Many people living in substandard housing are elderly and can't afford to pick up and move if they lose their current housing, even if it's "a dump," Collins-Lewis said.

The gold standard would be to subject rental properties to regular inspections like restaurants, said Cashauna Hill, executive director of the Greater New Orleans Fair Housing Action Center, which also covers Baton Rouge.

The Collins-Lewis proposal actually sets a much lower bar, she said.

The city-parish is "radically out of step" with much of the country that assured protections for renters back in the 1960s and 1970s, said Maxwell Ciardullo, the Center's director of policy and communications.

Advocates packed the Metro Council chambers to back the renter protection proposal.

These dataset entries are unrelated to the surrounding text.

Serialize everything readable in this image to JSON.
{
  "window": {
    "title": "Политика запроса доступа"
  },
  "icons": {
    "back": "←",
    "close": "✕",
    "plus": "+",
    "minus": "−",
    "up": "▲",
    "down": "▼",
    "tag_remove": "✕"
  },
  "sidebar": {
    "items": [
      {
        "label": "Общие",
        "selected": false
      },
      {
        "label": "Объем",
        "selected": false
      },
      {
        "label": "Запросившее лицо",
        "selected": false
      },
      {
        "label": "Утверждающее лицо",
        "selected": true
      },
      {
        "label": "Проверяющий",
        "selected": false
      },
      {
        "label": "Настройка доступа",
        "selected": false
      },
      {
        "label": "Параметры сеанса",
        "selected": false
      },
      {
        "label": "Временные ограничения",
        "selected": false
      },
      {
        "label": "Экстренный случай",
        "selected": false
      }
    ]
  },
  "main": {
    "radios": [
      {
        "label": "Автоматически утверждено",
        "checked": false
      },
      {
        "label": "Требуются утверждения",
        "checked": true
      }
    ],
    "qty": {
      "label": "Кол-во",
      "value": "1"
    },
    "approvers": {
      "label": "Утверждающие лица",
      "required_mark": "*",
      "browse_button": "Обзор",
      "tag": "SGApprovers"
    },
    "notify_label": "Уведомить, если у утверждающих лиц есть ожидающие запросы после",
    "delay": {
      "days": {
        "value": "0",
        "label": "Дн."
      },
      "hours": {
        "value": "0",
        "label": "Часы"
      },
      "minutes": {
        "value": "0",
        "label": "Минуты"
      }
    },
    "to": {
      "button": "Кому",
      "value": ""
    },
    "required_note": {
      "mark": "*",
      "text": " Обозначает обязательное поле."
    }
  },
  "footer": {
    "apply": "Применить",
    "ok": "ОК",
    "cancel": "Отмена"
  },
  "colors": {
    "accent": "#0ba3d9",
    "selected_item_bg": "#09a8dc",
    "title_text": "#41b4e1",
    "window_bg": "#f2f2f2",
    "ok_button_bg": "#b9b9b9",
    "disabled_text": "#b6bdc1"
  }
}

Several spoke, and at least 53 others signed their silent support.

Property owners and real estate professionals supported protection for renters but worried about unintended consequences.

One version of the ordinance would flip the legal system, requiring landlords to prove a problem didn't exist — a difficult position, said Herb Gomez of the Greater Baton Rouge Association of Realtors. That was the organization's biggest concern with the ordinance, but he said the group would work with the city-parish on language.

Attorney Steve Myers said the proposal could create a loophole allowing renters to abuse allegations of code violation to freeze rent indefinitely when it would normally increase. And how will the city-parish grandfather older buildings that met old code but may not meet the current requirements, he wondered.

Property manager Michelle Rabalais said she sometimes has to evict people. She recalled telling a tenant to remove a Christmas tree still outside in May — and her resident physically attacked her.

Ciardullo said the people advocating for renter protection aren't worried about the properties managed by folks who came out to Wednesday's council meeting.

"This is an anti-slumlord ordinance," he said.

Landlords will still be able to evict people who damage property and don't pay their rent. The new changes would prevent evictions of people just for reporting legitimate health and safety concerns, Cairdullo said.

Renters and attorneys spoke of children falling in open holes, the presence of unsanitary pipes and elderly people being forced to sleep on a couch with the oven open in winter because their heat didn't work.

"Renters are afraid to tell their story for fear of retaliation," said Laquitta Bowers of the Foundation for Louisiana.

Councilwoman Barbara Freiberg was among those who kept tweaking the ordinance into Wednesday afternoon. She vowed to keep working but said she could not in good faith vote for a proposal she received the day of a meeting, much less for one she received less than an hour before the item was considered.

Freiberg successfully moved for a two-week deferral to continue work. Councilman Trae Welch said it may take even longer to craft the right ordinance to allow renters to feel safe voicing their concerns.


Follow Steve Hardy on Twitter, @SteveRHardy.